- By Milt x_Zall
- Oct 06, 2000
I recently discussed the use of
trusts as a financial planning tool. This column describes how to establish
Paperwork and money matters
Establishing a trust requires you to draft a document that specifies
your wishes, lists beneficiaries, names a trustee or trustees to manage
the assets, and describes what the trustee or trustees may do. For a living
trust, you can name yourself as trustee, but if you do, you should also
name a successor trustee to take over if you should become disabled or die.
Once the document is completed, you must transfer the assets to the
trust. Keep in mind that, in the case of certain assets, such as real estate,
you may incur fees and transfer taxes. Some states require you to file a
trust document with the state. To find out about your state's laws regarding
trusts, you should talk with an attorney who specializes in estate planning.
The role of the trustee
The person who manages a trust, the trustee, has a legal obligation
to manage the trust's assets in the best interests of the beneficiary or
beneficiaries. This might include managing rental properties, investing
funds or paying income to the beneficiary.
How much a trustee is required to do and how much access he or she has
to the funds should be specified in the trust document. A simple or mandatory
trust requires the trustee to distribute income to the beneficiary. A complex

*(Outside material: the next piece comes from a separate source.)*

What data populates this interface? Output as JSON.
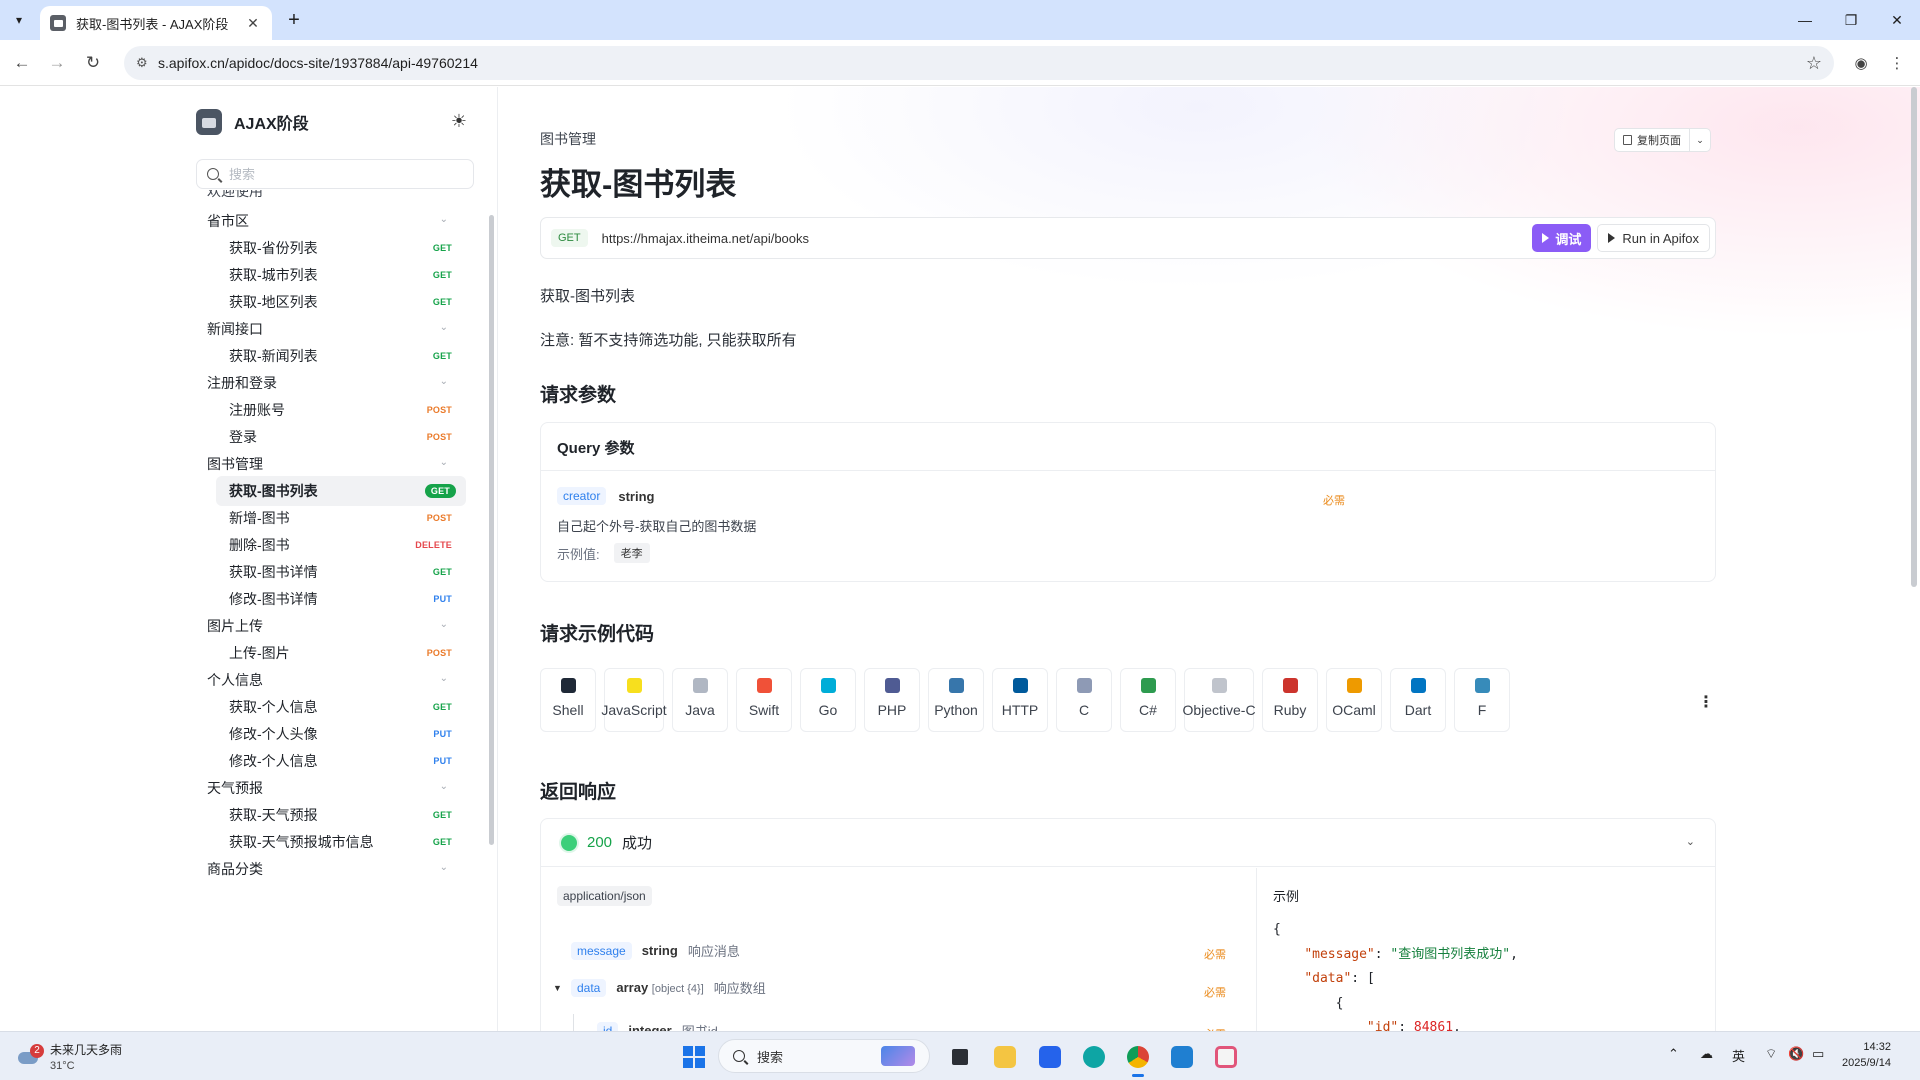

or discretionary trust may grant the trustee discretion over the principal
and income to be distributed.
Generally, trustees are paid for their services based on the amount

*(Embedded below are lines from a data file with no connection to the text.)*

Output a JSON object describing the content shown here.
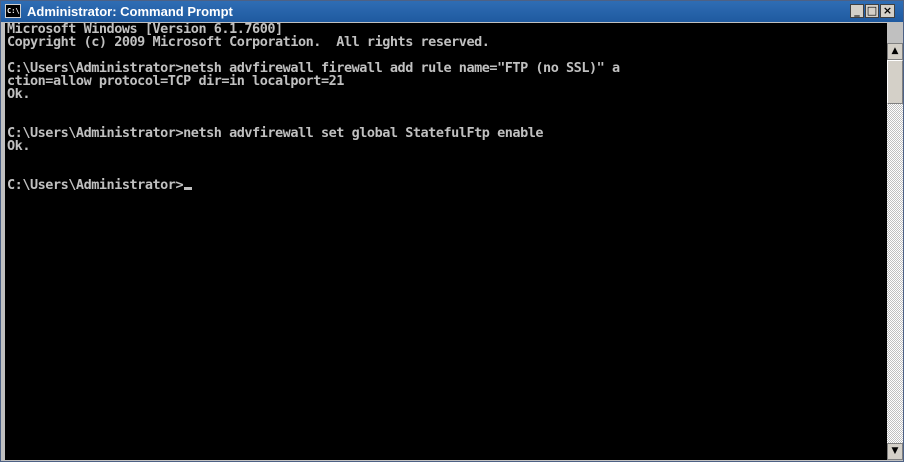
{
  "window": {
    "title": "Administrator: Command Prompt",
    "icon_text": "C:\\",
    "controls": {
      "minimize": "_",
      "maximize": "□",
      "close": "×"
    }
  },
  "console": {
    "lines": [
      "Microsoft Windows [Version 6.1.7600]",
      "Copyright (c) 2009 Microsoft Corporation.  All rights reserved.",
      "",
      "C:\\Users\\Administrator>netsh advfirewall firewall add rule name=\"FTP (no SSL)\" a",
      "ction=allow protocol=TCP dir=in localport=21",
      "Ok.",
      "",
      "",
      "C:\\Users\\Administrator>netsh advfirewall set global StatefulFtp enable",
      "Ok.",
      "",
      "",
      "C:\\Users\\Administrator>"
    ],
    "colors": {
      "background": "#000000",
      "text": "#c0c0c0"
    }
  },
  "scrollbar": {
    "up_arrow": "▲",
    "down_arrow": "▼"
  }
}
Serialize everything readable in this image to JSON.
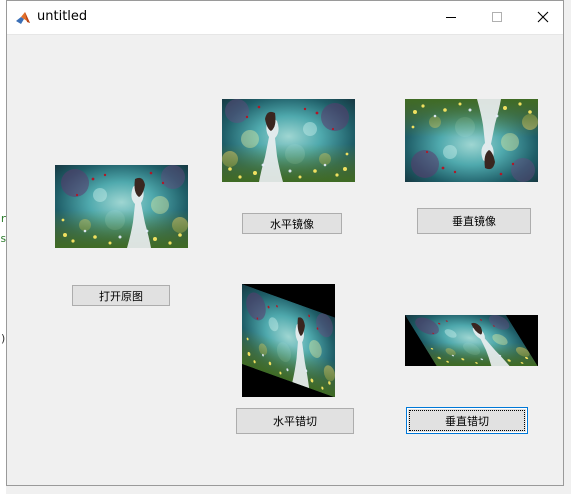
{
  "window": {
    "title": "untitled"
  },
  "buttons": {
    "open_original": "打开原图",
    "horizontal_mirror": "水平镜像",
    "vertical_mirror": "垂直镜像",
    "horizontal_shear": "水平错切",
    "vertical_shear": "垂直错切"
  },
  "background_glyphs": [
    "r",
    "s",
    ")"
  ],
  "colors": {
    "focus_border": "#0078d7",
    "button_bg": "#e1e1e1",
    "window_bg": "#f0f0f0"
  }
}
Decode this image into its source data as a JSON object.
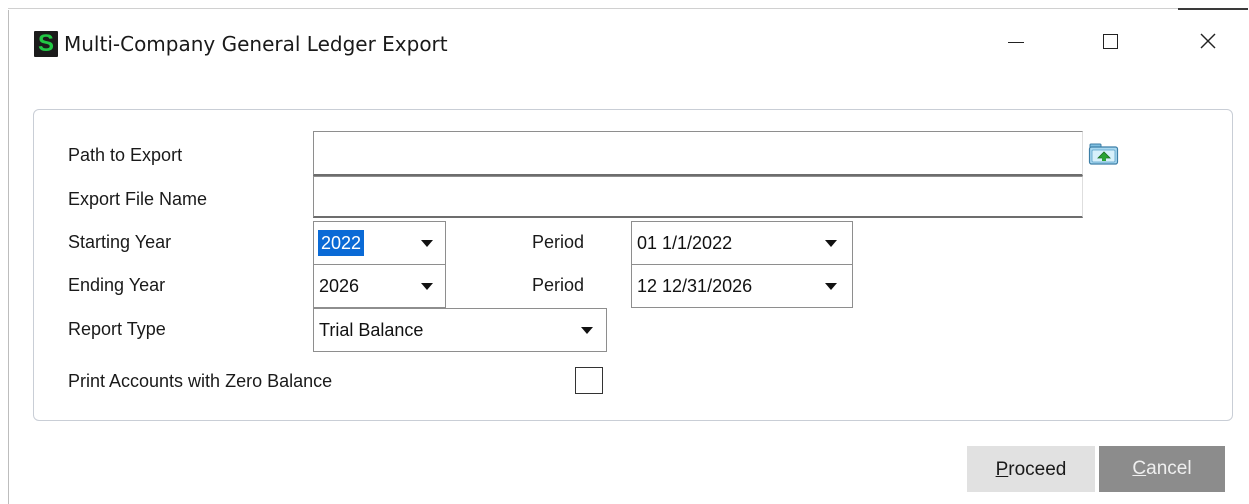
{
  "window": {
    "title": "Multi-Company General Ledger Export",
    "app_icon_letter": "S",
    "app_icon_color": "#22c744"
  },
  "form": {
    "path_to_export": {
      "label": "Path to Export",
      "value": ""
    },
    "export_file_name": {
      "label": "Export File Name",
      "value": ""
    },
    "starting_year": {
      "label": "Starting Year",
      "value": "2022"
    },
    "starting_period": {
      "label": "Period",
      "value": "01 1/1/2022"
    },
    "ending_year": {
      "label": "Ending Year",
      "value": "2026"
    },
    "ending_period": {
      "label": "Period",
      "value": "12 12/31/2026"
    },
    "report_type": {
      "label": "Report Type",
      "value": "Trial Balance"
    },
    "print_zero_balance": {
      "label": "Print Accounts with Zero Balance",
      "checked": false
    }
  },
  "buttons": {
    "proceed": {
      "mnemonic": "P",
      "rest": "roceed"
    },
    "cancel": {
      "mnemonic": "C",
      "rest": "ancel"
    }
  },
  "colors": {
    "selection": "#0a6ad6",
    "cancel_bg": "#8c8c8c",
    "proceed_bg": "#e1e1e1"
  }
}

of work involved in managing a trust and the threat of potential liability
if assets are mismanaged. How much a trustee is to be paid should be agreed

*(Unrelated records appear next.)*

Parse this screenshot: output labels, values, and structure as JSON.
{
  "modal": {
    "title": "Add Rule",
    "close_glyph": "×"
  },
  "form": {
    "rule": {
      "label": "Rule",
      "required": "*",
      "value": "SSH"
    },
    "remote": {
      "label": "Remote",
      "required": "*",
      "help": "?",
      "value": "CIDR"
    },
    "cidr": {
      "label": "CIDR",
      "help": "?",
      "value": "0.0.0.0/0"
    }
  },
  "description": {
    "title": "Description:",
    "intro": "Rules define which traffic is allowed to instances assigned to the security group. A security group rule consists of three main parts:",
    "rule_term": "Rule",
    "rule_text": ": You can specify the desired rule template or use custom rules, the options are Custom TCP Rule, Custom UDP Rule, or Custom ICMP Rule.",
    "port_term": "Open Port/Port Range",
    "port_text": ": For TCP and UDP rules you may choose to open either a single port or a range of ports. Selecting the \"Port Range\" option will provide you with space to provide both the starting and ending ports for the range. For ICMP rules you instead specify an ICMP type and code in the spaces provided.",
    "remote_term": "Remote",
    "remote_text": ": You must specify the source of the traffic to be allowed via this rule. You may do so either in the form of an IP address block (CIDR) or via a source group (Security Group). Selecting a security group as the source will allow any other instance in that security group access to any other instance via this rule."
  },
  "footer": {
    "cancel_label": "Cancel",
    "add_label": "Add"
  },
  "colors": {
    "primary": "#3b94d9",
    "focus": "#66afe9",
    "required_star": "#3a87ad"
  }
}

upon in advance.
If you want to name someone as a trustee, talk with that individual
or entity about the trust. Be sure they agree to serve as trustee and can
comply with the terms of the trust. Because there is generally such a high
standard of responsibility and liability imposed on trustees, an individual
or entity cannot be forced into becoming a trustee just because he or she
is named in a trust document or will. If your designated trustee is unable
or unwilling to perform, the court will appoint a trustee for you, unless
a successor trustee, such as a corporate trustee, is designated.
Peace of mind
It's possible that establishing a trust may be the answer to your estate
planning needs. Take the time to evaluate carefully what you are trying
to accomplish, then consult an attorney experienced in estate planning.
A well-written trust document can help to provide peace of mind for you
and your beneficiaries.
Here are some useful references regarding estate planning:
* "Plan Your Estate," by Denis Clifford and Cora Jordan (Nolo Press).
* "Winning the Wealth Game: How to Keep Your Money in Your Family,"
by Andrew D. Westhem and Donald Jay Korn (Dearborn Financial Publishing).
* "The American Bar Association Guide to Wills and Estates," (Times
* "The American Bar Association Family Legal Guide," (Times Books).
* "Baby Boomer Retirement: 65 Simple Ways to Protect Your Future," by
Don Silver (Adams-Hall Publishing).
Zall, Bureaucratus columnist and a retired federal employee, is a freelance
writer based in Silver Spring, Md. He specializes in taxes, investing, business
and government workplace issues. He is a certified internal auditor and
a registered investment adviser. He can be reached at email@example.com.